A wet market operator whose fliers drew flak for using a translation in Hindi instead of Tamil has apologised for the error.
But his attempt to make amends by putting up apology letters at stalls also hit a snag.
The fliers were meant to inform the public about the relocation of the wet market at Admiralty Place mall. It will move to a new site next to Woodlands East Neighbourhood Police Centre on June 11.
The fliers were supposed to be in the four official languages, but instead of Tamil, a Hindi translation was used.
On Friday, a photo of one such flier was posted on Facebook by user Vijaya Kandasamy. She wrote: "I think you need more people who can read and write Tamil... Please remove the person from your team if they don't know our very own official languages!" The four official languages of Singapore are Malay, Chinese, Tamil and English.
Netizens also pointed out that the information was poorly translated in Malay.
Mr Vikram Nair, an MP for Sembawang GRC, told The Sunday Times that the fliers were put up by a "well-meaning" independent wet market operator without consulting any MP or the town council.

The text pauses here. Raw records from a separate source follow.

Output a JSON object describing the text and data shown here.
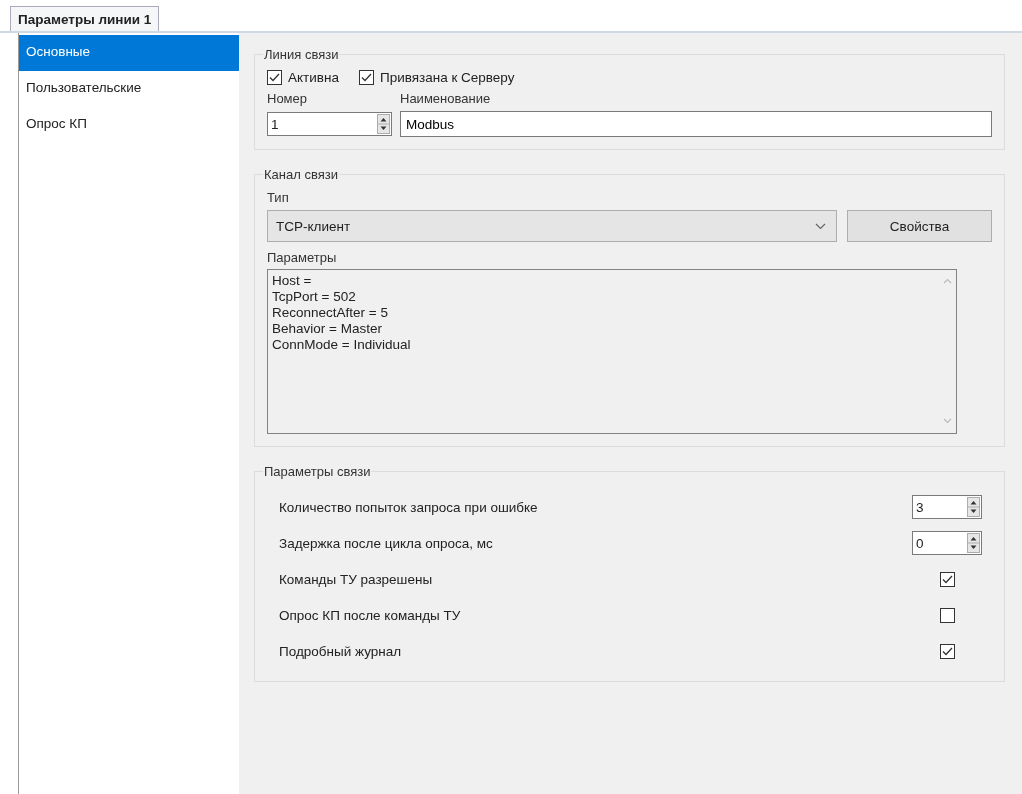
{
  "tabs": [
    {
      "label": "Параметры линии 1",
      "selected": true
    }
  ],
  "sidebar": {
    "items": [
      {
        "label": "Основные",
        "selected": true
      },
      {
        "label": "Пользовательские",
        "selected": false
      },
      {
        "label": "Опрос КП",
        "selected": false
      }
    ]
  },
  "line_group": {
    "title": "Линия связи",
    "checkboxes": [
      {
        "label": "Активна",
        "checked": true
      },
      {
        "label": "Привязана к Серверу",
        "checked": true
      }
    ],
    "number": {
      "label": "Номер",
      "value": "1"
    },
    "name": {
      "label": "Наименование",
      "value": "Modbus"
    }
  },
  "channel_group": {
    "title": "Канал связи",
    "type": {
      "label": "Тип",
      "value": "TCP-клиент"
    },
    "properties_button": "Свойства",
    "parameters": {
      "label": "Параметры",
      "lines": [
        "Host =",
        "TcpPort = 502",
        "ReconnectAfter = 5",
        "Behavior = Master",
        "ConnMode = Individual"
      ]
    }
  },
  "comm_group": {
    "title": "Параметры связи",
    "rows": [
      {
        "kind": "spin",
        "label": "Количество попыток запроса при ошибке",
        "value": "3"
      },
      {
        "kind": "spin",
        "label": "Задержка после цикла опроса, мс",
        "value": "0"
      },
      {
        "kind": "check",
        "label": "Команды ТУ разрешены",
        "checked": true
      },
      {
        "kind": "check",
        "label": "Опрос КП после команды ТУ",
        "checked": false
      },
      {
        "kind": "check",
        "label": "Подробный журнал",
        "checked": true
      }
    ]
  }
}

"He has been fighting hard for the stall owners to keep the wet market alive, given its move to a temporary location," he added.
Mr Nair said that after he was alerted to the mistake on Thursday evening by his constituency director, he contacted the operator, Mr Wayne Neo, who was "very apologetic" and told him all the fliers had been taken down.
Mr Neo, 33, who is also a spokesman for Admiralty Wet Market, apologised repeatedly for the mistake when contacted by The Sunday Times on Friday night.
He explained that he and his team produced the fliers to ensure customers would know where the new wet market would be.
"The renovations will last about a year, you can't expect the tenants to go without income," he said.
The team initially planned to print the fliers in English, but was concerned that some elderly residents may not be able to read it. A decision was then made to use the four official languages.
However, Mr Neo and his team used Google Translate for the translations, which led to the poorly translated Malay section.
"We also mistakenly selected Hindi instead of Tamil," he added.
Mr Nair said he told Mr Neo that while the MPs were supportive of his efforts, he should print fliers only after getting all the necessary government approvals, and ensuring the translations are correct.
To make up for the error, Mr Neo prepared a letter of apology, written in the four official languages, which he gave to the authorities to vet. But an error was found after the letters were put up.
A Tamil character had an extra circle symbol before it, which was added when the text was copied into Microsoft Word. The letter's text, which was vetted via WhatsApp, did not have the error, said Mr Neo.
Corrected copies of the letter are slated to be put up today.
Senior Parliamentary Secretary Amrin Amin, who is also an MP for Sembawang GRC, in a Facebook post, wondered whether the incident could be "a symptom of a lack of diversity among staff and network of friends"."This is worth reflecting. We have to continue to work on diversity and inclusion," he said.
• Additional reporting by Goh Yan Han